What makes a well designed piece of beadwork? How do you create a unified, harmonious piece so completely balanced and whole that nothing added or taken away would improve it? Pattern is one way.

Because they transmit visual rhythm, patterns can invigorate your jewelry design with movement. That movement can make a design hum, sing, or belt out loud.

Surface pattern is inherent in seed bead weaving. The locking together of the beads and the minute spaces between them sets up predictable geometric patterns.

Pattern is created by repetition. Like a tour guide, it invites you in, and shows you around.

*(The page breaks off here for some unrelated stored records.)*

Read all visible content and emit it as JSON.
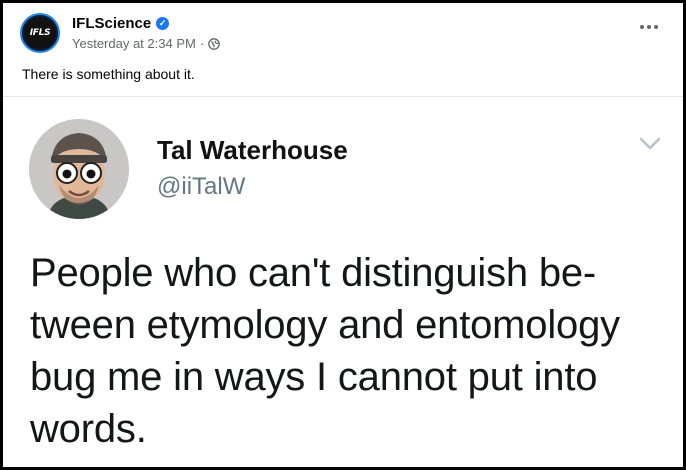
{
  "post": {
    "page_name": "IFLScience",
    "avatar_text": "IFLS",
    "timestamp": "Yesterday at 2:34 PM",
    "meta_separator": "·",
    "caption": "There is something about it."
  },
  "tweet": {
    "author_name": "Tal Waterhouse",
    "author_handle": "@iiTalW",
    "text_lines": [
      "People who can't distinguish be-",
      "tween etymology and entomology",
      "bug me in ways I cannot put into",
      "words."
    ]
  },
  "colors": {
    "verified": "#1877f2",
    "meta_gray": "#65676b",
    "handle_gray": "#657786",
    "frame_border": "#000000"
  },
  "icons": [
    "verified-badge-icon",
    "globe-icon",
    "more-options-icon",
    "chevron-down-icon"
  ]
}
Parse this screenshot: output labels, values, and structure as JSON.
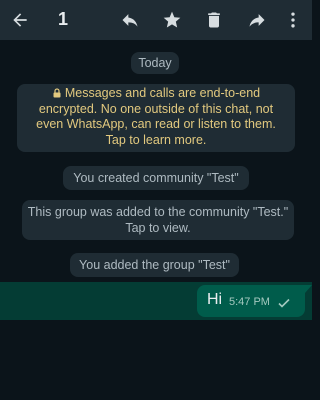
{
  "toolbar": {
    "selected_count": "1",
    "icons": [
      "back-arrow-icon",
      "reply-icon",
      "star-icon",
      "delete-icon",
      "forward-icon",
      "more-vert-icon"
    ]
  },
  "chat": {
    "date_label": "Today",
    "encryption_notice": "Messages and calls are end-to-end encrypted. No one outside of this chat, not even WhatsApp, can read or listen to them. Tap to learn more.",
    "system_messages": [
      "You created community \"Test\"",
      "This group was added to the community \"Test.\" Tap to view.",
      "You added the group \"Test\""
    ],
    "message": {
      "text": "Hi",
      "time": "5:47 PM",
      "status": "sent"
    }
  },
  "colors": {
    "background": "#0b141a",
    "bar": "#1f2c34",
    "outgoing_bubble": "#005c4b",
    "encryption_text": "#e2c97f"
  }
}
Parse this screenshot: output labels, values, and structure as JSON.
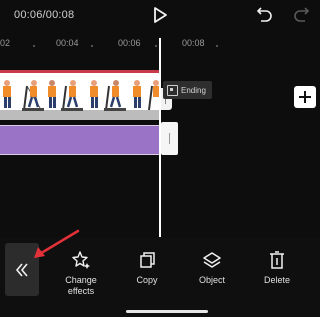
{
  "header": {
    "timecode": "00:06/00:08"
  },
  "ruler": {
    "ticks": [
      "02",
      "00:04",
      "00:06",
      "00:08"
    ]
  },
  "timeline": {
    "ending_label": "Ending"
  },
  "toolbar": {
    "items": [
      {
        "label": "Change\neffects",
        "icon": "star-effects-icon"
      },
      {
        "label": "Copy",
        "icon": "copy-icon"
      },
      {
        "label": "Object",
        "icon": "layers-icon"
      },
      {
        "label": "Delete",
        "icon": "trash-icon"
      }
    ]
  },
  "colors": {
    "background": "#0d0d0d",
    "purple_track": "#9a73c7",
    "video_top_line": "#c83a4a",
    "annotation_arrow": "#e3313a"
  }
}
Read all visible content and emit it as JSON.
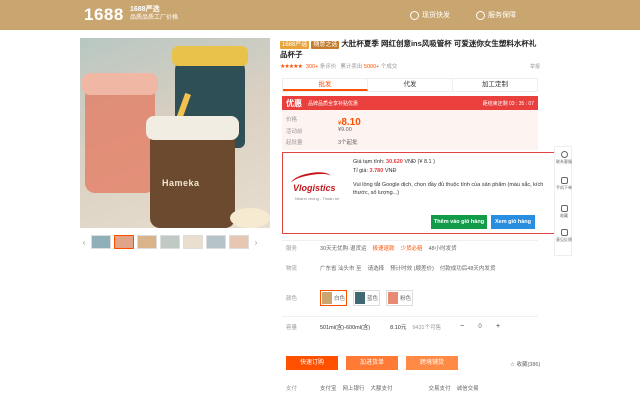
{
  "header": {
    "logo": "1688",
    "sub_title": "1688严选",
    "sub_tagline": "品质品质工厂价格",
    "right_links": [
      "现货快发",
      "服务保障"
    ]
  },
  "product": {
    "badges": [
      "1688严选",
      "随意之选"
    ],
    "title": "大肚杯夏季 网红创意ins风吸管杯 可爱迷你女生塑料水杯礼品杯子",
    "cup_brand": "Hameka",
    "rating_stars": "★★★★★",
    "reviews_count": "300+",
    "reviews_label": "条评价",
    "sold_label": "累计卖出",
    "sold_count": "5000+",
    "sold_unit": "个成交",
    "report": "举报"
  },
  "tabs": [
    {
      "label": "批发",
      "active": true
    },
    {
      "label": "代发",
      "active": false
    },
    {
      "label": "加工定制",
      "active": false
    }
  ],
  "promo": {
    "label": "优惠",
    "text": "品牌品质全享补贴优惠",
    "countdown": "距结束还剩 03 : 35 : 07"
  },
  "price": {
    "label": "价格",
    "currency": "¥",
    "value": "8.10",
    "activity_label": "活动前",
    "activity_value": "¥9.00",
    "moq_label": "起批量",
    "moq_value": "3个起批"
  },
  "overlay": {
    "logo_text": "Vlogistics",
    "logo_sub": "Nhanh chóng - Thuận lợi",
    "price_label": "Giá tạm tính:",
    "price_vnd": "30.620",
    "price_vnd_unit": "VNĐ",
    "price_cny": "(¥ 8.1 )",
    "rate_label": "Tỉ giá:",
    "rate_value": "3.780",
    "rate_unit": "VNĐ",
    "message": "Vui lòng tắt Google dịch, chọn đầy đủ thuộc tính của sản phẩm (màu sắc, kích thước, số lượng...)",
    "add_cart": "Thêm vào giỏ hàng",
    "view_cart": "Xem giỏ hàng"
  },
  "sidebar": [
    {
      "label": "联系客服"
    },
    {
      "label": "手机下单"
    },
    {
      "label": "收藏"
    },
    {
      "label": "意见反馈"
    }
  ],
  "service": {
    "label": "服务",
    "items": [
      "30天无忧购·退货运",
      "极速退款",
      "少货必赔",
      "48小时发货"
    ]
  },
  "logistics": {
    "label": "物流",
    "from": "广东省 汕头市 至",
    "dest": "请选择",
    "option": "预计时效 (顺差价)",
    "note": "付款成功后48天内发货"
  },
  "color": {
    "label": "颜色",
    "options": [
      {
        "name": "白色",
        "selected": true,
        "color": "#c9a56f"
      },
      {
        "name": "蓝色",
        "selected": false,
        "color": "#3f6a73"
      },
      {
        "name": "粉色",
        "selected": false,
        "color": "#e98a74"
      }
    ]
  },
  "capacity": {
    "label": "容量",
    "value": "501ml(含)-600ml(含)",
    "unit_price": "8.10元",
    "stock": "9431个可售",
    "qty": "0",
    "minus": "−",
    "plus": "+"
  },
  "actions": {
    "buy": "快速订购",
    "cart": "加进货单",
    "compare": "跨境铺货",
    "favorite": "收藏(386)"
  },
  "payment": {
    "label": "支付",
    "methods": [
      "支付宝",
      "网上银行",
      "大额支付"
    ],
    "more": "交易支付",
    "guarantee": "诚信交易"
  }
}
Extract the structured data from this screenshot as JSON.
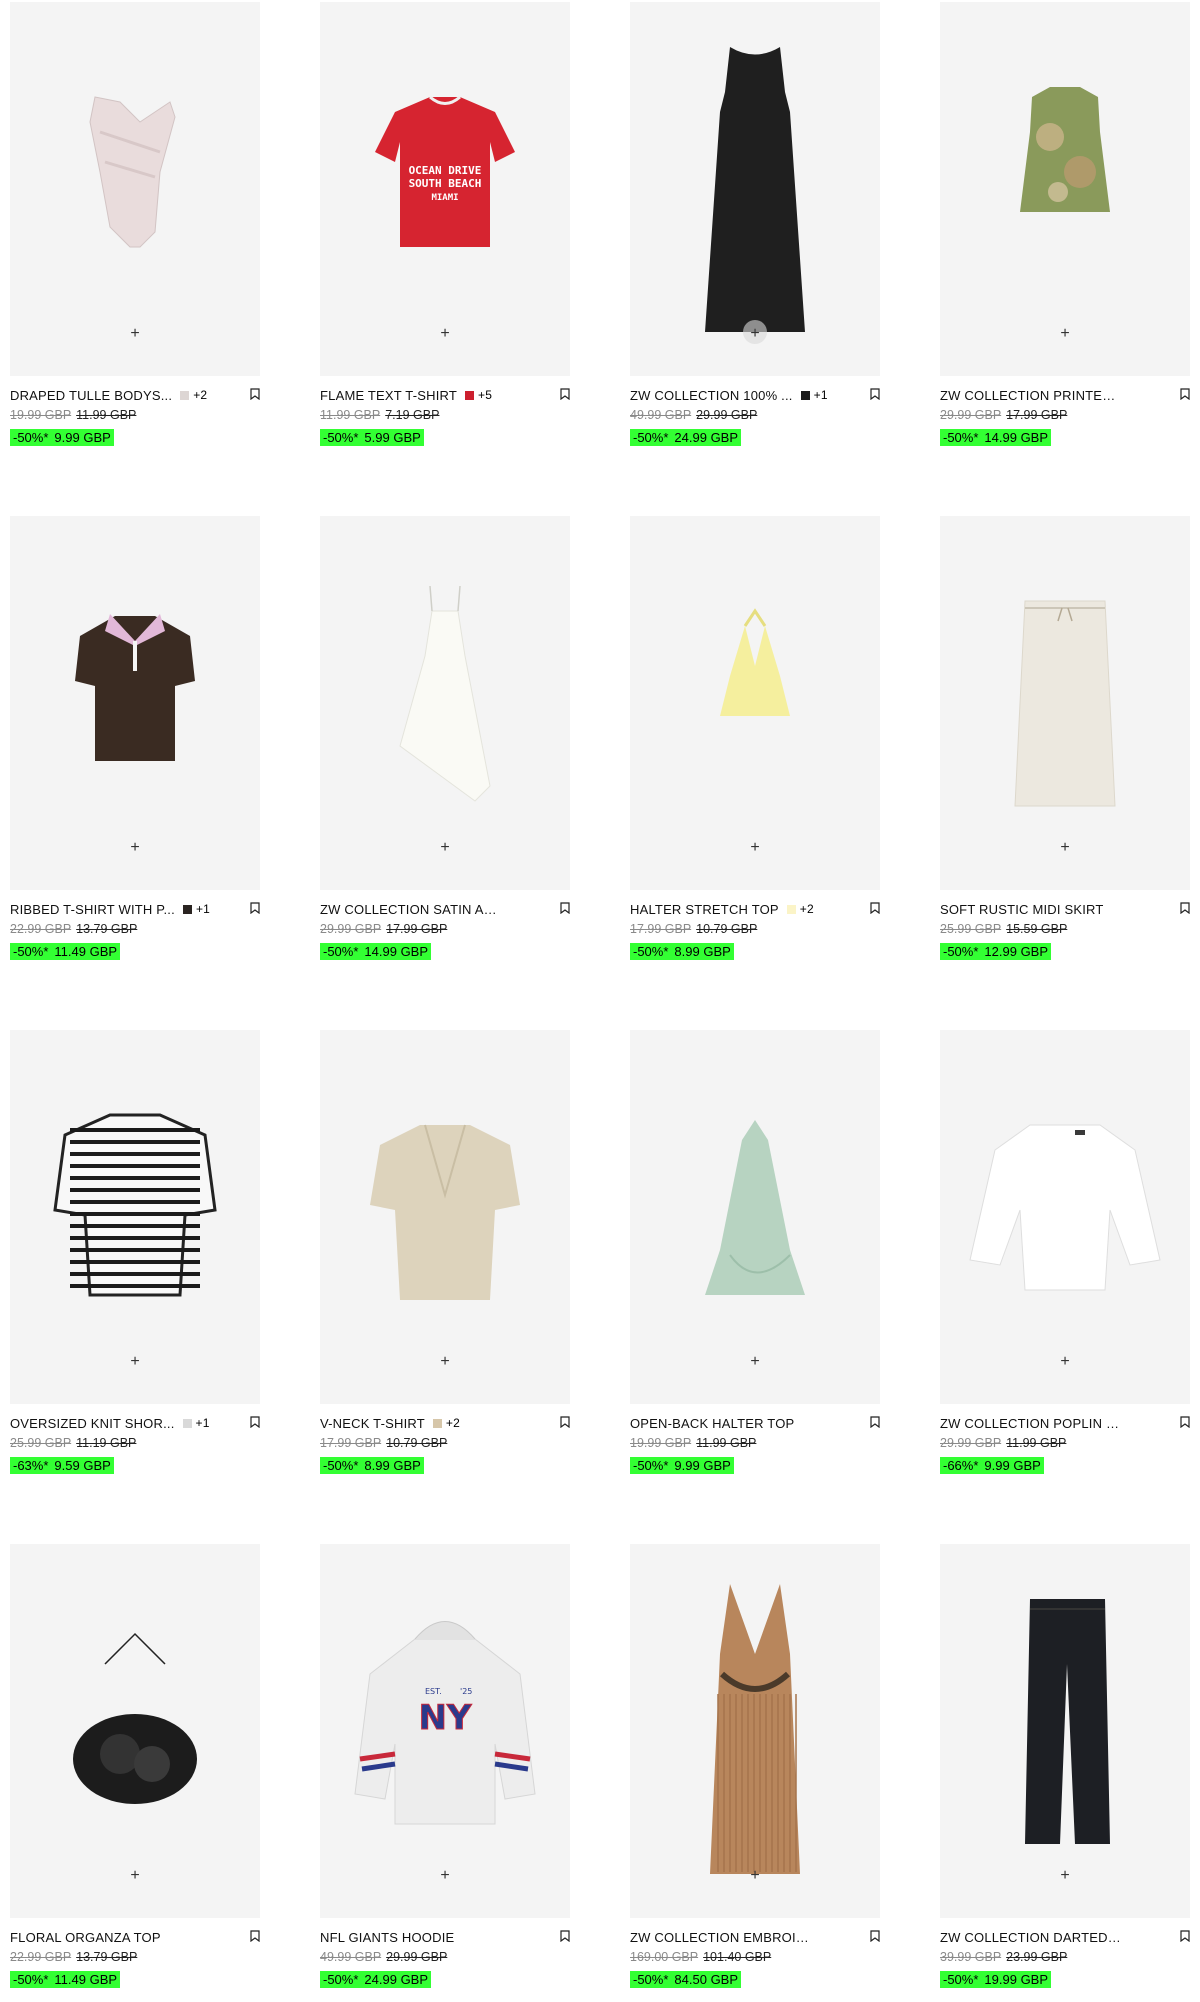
{
  "colors": {
    "card_bg": "#f4f4f4",
    "sale_highlight": "#33ff33"
  },
  "icons": {
    "add": "plus-icon",
    "save": "bookmark-icon"
  },
  "products": [
    {
      "name": "DRAPED TULLE BODYS...",
      "swatch": "#ddd6d4",
      "extra": "+2",
      "original_price": "19.99 GBP",
      "previous_price": "11.99 GBP",
      "discount": "-50%*",
      "sale_price": "9.99 GBP",
      "add_label": "+",
      "image": "bodysuit"
    },
    {
      "name": "FLAME TEXT T-SHIRT",
      "swatch": "#cc1f2e",
      "extra": "+5",
      "original_price": "11.99 GBP",
      "previous_price": "7.19 GBP",
      "discount": "-50%*",
      "sale_price": "5.99 GBP",
      "add_label": "+",
      "image": "red-tshirt",
      "image_text": [
        "OCEAN DRIVE",
        "SOUTH BEACH",
        "MIAMI"
      ]
    },
    {
      "name": "ZW COLLECTION 100% ...",
      "swatch": "#1a1a1a",
      "extra": "+1",
      "original_price": "49.99 GBP",
      "previous_price": "29.99 GBP",
      "discount": "-50%*",
      "sale_price": "24.99 GBP",
      "add_label": "+",
      "image": "black-dress"
    },
    {
      "name": "ZW COLLECTION PRINTED TOP",
      "swatch": null,
      "extra": "",
      "original_price": "29.99 GBP",
      "previous_price": "17.99 GBP",
      "discount": "-50%*",
      "sale_price": "14.99 GBP",
      "add_label": "+",
      "image": "printed-top"
    },
    {
      "name": "RIBBED T-SHIRT WITH P...",
      "swatch": "#2a2421",
      "extra": "+1",
      "original_price": "22.99 GBP",
      "previous_price": "13.79 GBP",
      "discount": "-50%*",
      "sale_price": "11.49 GBP",
      "add_label": "+",
      "image": "polo"
    },
    {
      "name": "ZW COLLECTION SATIN ASY...",
      "swatch": null,
      "extra": "",
      "original_price": "29.99 GBP",
      "previous_price": "17.99 GBP",
      "discount": "-50%*",
      "sale_price": "14.99 GBP",
      "add_label": "+",
      "image": "satin-top"
    },
    {
      "name": "HALTER STRETCH TOP",
      "swatch": "#fbf4c7",
      "extra": "+2",
      "original_price": "17.99 GBP",
      "previous_price": "10.79 GBP",
      "discount": "-50%*",
      "sale_price": "8.99 GBP",
      "add_label": "+",
      "image": "halter"
    },
    {
      "name": "SOFT RUSTIC MIDI SKIRT",
      "swatch": null,
      "extra": "",
      "original_price": "25.99 GBP",
      "previous_price": "15.59 GBP",
      "discount": "-50%*",
      "sale_price": "12.99 GBP",
      "add_label": "+",
      "image": "skirt"
    },
    {
      "name": "OVERSIZED KNIT SHOR...",
      "swatch": "#d9d9d9",
      "extra": "+1",
      "original_price": "25.99 GBP",
      "previous_price": "11.19 GBP",
      "discount": "-63%*",
      "sale_price": "9.59 GBP",
      "add_label": "+",
      "image": "striped"
    },
    {
      "name": "V-NECK T-SHIRT",
      "swatch": "#d6c6a9",
      "extra": "+2",
      "original_price": "17.99 GBP",
      "previous_price": "10.79 GBP",
      "discount": "-50%*",
      "sale_price": "8.99 GBP",
      "add_label": "+",
      "image": "vneck"
    },
    {
      "name": "OPEN-BACK HALTER TOP",
      "swatch": null,
      "extra": "",
      "original_price": "19.99 GBP",
      "previous_price": "11.99 GBP",
      "discount": "-50%*",
      "sale_price": "9.99 GBP",
      "add_label": "+",
      "image": "green-halter"
    },
    {
      "name": "ZW COLLECTION POPLIN SHI...",
      "swatch": null,
      "extra": "",
      "original_price": "29.99 GBP",
      "previous_price": "11.99 GBP",
      "discount": "-66%*",
      "sale_price": "9.99 GBP",
      "add_label": "+",
      "image": "poplin"
    },
    {
      "name": "FLORAL ORGANZA TOP",
      "swatch": null,
      "extra": "",
      "original_price": "22.99 GBP",
      "previous_price": "13.79 GBP",
      "discount": "-50%*",
      "sale_price": "11.49 GBP",
      "add_label": "+",
      "image": "organza"
    },
    {
      "name": "NFL GIANTS HOODIE",
      "swatch": null,
      "extra": "",
      "original_price": "49.99 GBP",
      "previous_price": "29.99 GBP",
      "discount": "-50%*",
      "sale_price": "24.99 GBP",
      "add_label": "+",
      "image": "hoodie",
      "image_text": [
        "EST.",
        "'25",
        "NY"
      ]
    },
    {
      "name": "ZW COLLECTION EMBROIDE...",
      "swatch": null,
      "extra": "",
      "original_price": "169.00 GBP",
      "previous_price": "101.40 GBP",
      "discount": "-50%*",
      "sale_price": "84.50 GBP",
      "add_label": "+",
      "image": "embroidered"
    },
    {
      "name": "ZW COLLECTION DARTED TR...",
      "swatch": null,
      "extra": "",
      "original_price": "39.99 GBP",
      "previous_price": "23.99 GBP",
      "discount": "-50%*",
      "sale_price": "19.99 GBP",
      "add_label": "+",
      "image": "trousers"
    }
  ]
}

In a well-planned pattern, the eye travels, following points of interest. These points may be the brightest (or darkest) colors, or the largest expanses of color. They may be directional shapes and elements, like lines or arrows. In fact, any element that stands out from its surroundings becomes a point of interest, or focal point….

Download and read it in full.